[Problem to work on]: Set the data below down again, exactly, with every picture left out.

[Supplied data]:
·····
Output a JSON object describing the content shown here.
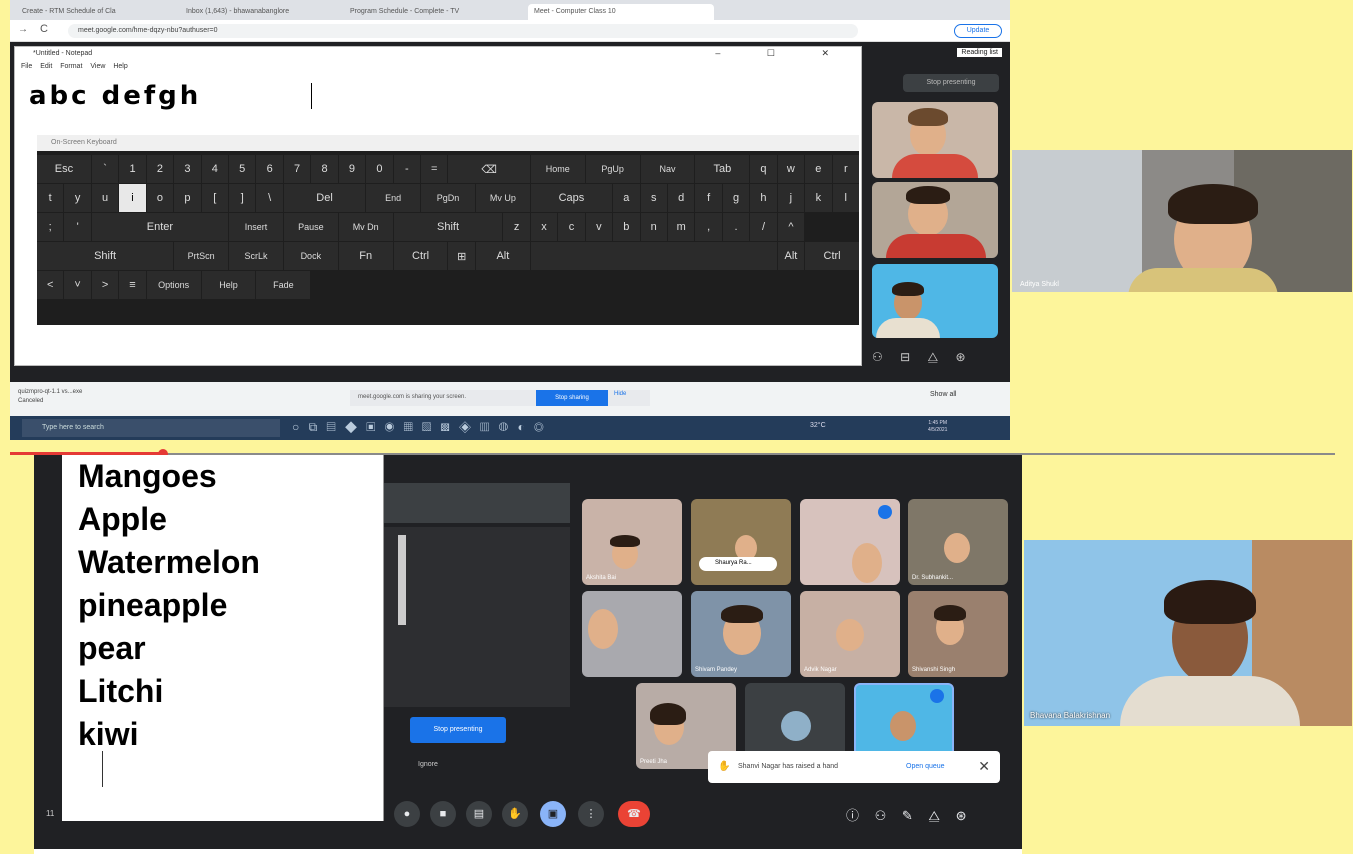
{
  "browser": {
    "tabs": [
      "Create - RTM Schedule of Cla",
      "Inbox (1,643) - bhawanabanglore",
      "Program Schedule - Complete - TV",
      "Meet - Computer Class 10"
    ],
    "url": "meet.google.com/hme-dqzy-nbu?authuser=0",
    "update_label": "Update",
    "reading_list_label": "Reading list"
  },
  "notepad": {
    "title": "*Untitled - Notepad",
    "menu": "File  Edit  Format  View  Help",
    "typed_text": "abc defgh",
    "window_buttons": "–  ☐  ✕"
  },
  "keyboard": {
    "title": "On-Screen Keyboard",
    "rows": [
      [
        "Esc",
        "`",
        "1",
        "2",
        "3",
        "4",
        "5",
        "6",
        "7",
        "8",
        "9",
        "0",
        "-",
        "=",
        "⌫",
        "Home",
        "PgUp",
        "Nav"
      ],
      [
        "Tab",
        "q",
        "w",
        "e",
        "r",
        "t",
        "y",
        "u",
        "i",
        "o",
        "p",
        "[",
        "]",
        "\\",
        "Del",
        "End",
        "PgDn",
        "Mv Up"
      ],
      [
        "Caps",
        "a",
        "s",
        "d",
        "f",
        "g",
        "h",
        "j",
        "k",
        "l",
        ";",
        "'",
        "Enter",
        "Insert",
        "Pause",
        "Mv Dn"
      ],
      [
        "Shift",
        "z",
        "x",
        "c",
        "v",
        "b",
        "n",
        "m",
        ",",
        ".",
        "/",
        "^",
        "Shift",
        "PrtScn",
        "ScrLk",
        "Dock"
      ],
      [
        "Fn",
        "Ctrl",
        "⊞",
        "Alt",
        "",
        "Alt",
        "Ctrl",
        "<",
        "˅",
        ">",
        "≡",
        "Options",
        "Help",
        "Fade"
      ]
    ],
    "highlighted_key": "i"
  },
  "meet_top": {
    "stop_presenting_label": "Stop presenting"
  },
  "downloads": {
    "file_name": "quizmpro-qt-1.1 vs...exe",
    "file_status": "Canceled",
    "sharing_text": "meet.google.com is sharing your screen.",
    "stop_sharing_label": "Stop sharing",
    "hide_label": "Hide",
    "show_all_label": "Show all"
  },
  "taskbar": {
    "search_placeholder": "Type here to search",
    "temperature": "32°C",
    "time": "1:45 PM",
    "date": "4/5/2021"
  },
  "side_cam_boy": {
    "name": "Aditya Shukl"
  },
  "wordpad": {
    "words": [
      "Mangoes",
      "Apple",
      "Watermelon",
      "pineapple",
      "pear",
      "Litchi",
      "kiwi"
    ]
  },
  "participants": [
    {
      "name": "Akshita Bai"
    },
    {
      "name": "Shaurya Ra..."
    },
    {
      "name": ""
    },
    {
      "name": "Dr. Subhankit..."
    },
    {
      "name": ""
    },
    {
      "name": "Shivam Pandey"
    },
    {
      "name": "Advik Nagar"
    },
    {
      "name": "Shivanshi Singh"
    },
    {
      "name": "Preeti Jha"
    },
    {
      "name": ""
    },
    {
      "name": ""
    }
  ],
  "meet_bottom": {
    "stop_presenting_label": "Stop presenting",
    "ignore_label": "Ignore",
    "toast_text": "Shanvi Nagar has raised a hand",
    "toast_open": "Open queue",
    "time_label": "11"
  },
  "side_cam_teacher": {
    "name": "Bhavana Balakrishnan"
  },
  "colors": {
    "page_background": "#fdf59b",
    "meet_dark": "#202124",
    "accent_blue": "#1a73e8",
    "end_call_red": "#ea4335"
  }
}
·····
[Final answer]:
Output a JSON object describing the content shown here.
{
  "browser": {
    "tabs": [
      "Create - RTM Schedule of Cla",
      "Inbox (1,643) - bhawanabanglore",
      "Program Schedule - Complete - TV",
      "Meet - Computer Class 10"
    ],
    "url": "meet.google.com/hme-dqzy-nbu?authuser=0",
    "update_label": "Update",
    "reading_list_label": "Reading list"
  },
  "notepad": {
    "title": "*Untitled - Notepad",
    "menu": "File  Edit  Format  View  Help",
    "typed_text": "abc defgh",
    "window_buttons": "–  ☐  ✕"
  },
  "keyboard": {
    "title": "On-Screen Keyboard",
    "rows": [
      [
        "Esc",
        "`",
        "1",
        "2",
        "3",
        "4",
        "5",
        "6",
        "7",
        "8",
        "9",
        "0",
        "-",
        "=",
        "⌫",
        "Home",
        "PgUp",
        "Nav"
      ],
      [
        "Tab",
        "q",
        "w",
        "e",
        "r",
        "t",
        "y",
        "u",
        "i",
        "o",
        "p",
        "[",
        "]",
        "\\",
        "Del",
        "End",
        "PgDn",
        "Mv Up"
      ],
      [
        "Caps",
        "a",
        "s",
        "d",
        "f",
        "g",
        "h",
        "j",
        "k",
        "l",
        ";",
        "'",
        "Enter",
        "Insert",
        "Pause",
        "Mv Dn"
      ],
      [
        "Shift",
        "z",
        "x",
        "c",
        "v",
        "b",
        "n",
        "m",
        ",",
        ".",
        "/",
        "^",
        "Shift",
        "PrtScn",
        "ScrLk",
        "Dock"
      ],
      [
        "Fn",
        "Ctrl",
        "⊞",
        "Alt",
        "",
        "Alt",
        "Ctrl",
        "<",
        "˅",
        ">",
        "≡",
        "Options",
        "Help",
        "Fade"
      ]
    ],
    "highlighted_key": "i"
  },
  "meet_top": {
    "stop_presenting_label": "Stop presenting"
  },
  "downloads": {
    "file_name": "quizmpro-qt-1.1 vs...exe",
    "file_status": "Canceled",
    "sharing_text": "meet.google.com is sharing your screen.",
    "stop_sharing_label": "Stop sharing",
    "hide_label": "Hide",
    "show_all_label": "Show all"
  },
  "taskbar": {
    "search_placeholder": "Type here to search",
    "temperature": "32°C",
    "time": "1:45 PM",
    "date": "4/5/2021"
  },
  "side_cam_boy": {
    "name": "Aditya Shukl"
  },
  "wordpad": {
    "words": [
      "Mangoes",
      "Apple",
      "Watermelon",
      "pineapple",
      "pear",
      "Litchi",
      "kiwi"
    ]
  },
  "participants": [
    {
      "name": "Akshita Bai"
    },
    {
      "name": "Shaurya Ra..."
    },
    {
      "name": ""
    },
    {
      "name": "Dr. Subhankit..."
    },
    {
      "name": ""
    },
    {
      "name": "Shivam Pandey"
    },
    {
      "name": "Advik Nagar"
    },
    {
      "name": "Shivanshi Singh"
    },
    {
      "name": "Preeti Jha"
    },
    {
      "name": ""
    },
    {
      "name": ""
    }
  ],
  "meet_bottom": {
    "stop_presenting_label": "Stop presenting",
    "ignore_label": "Ignore",
    "toast_text": "Shanvi Nagar has raised a hand",
    "toast_open": "Open queue",
    "time_label": "11"
  },
  "side_cam_teacher": {
    "name": "Bhavana Balakrishnan"
  },
  "colors": {
    "page_background": "#fdf59b",
    "meet_dark": "#202124",
    "accent_blue": "#1a73e8",
    "end_call_red": "#ea4335"
  }
}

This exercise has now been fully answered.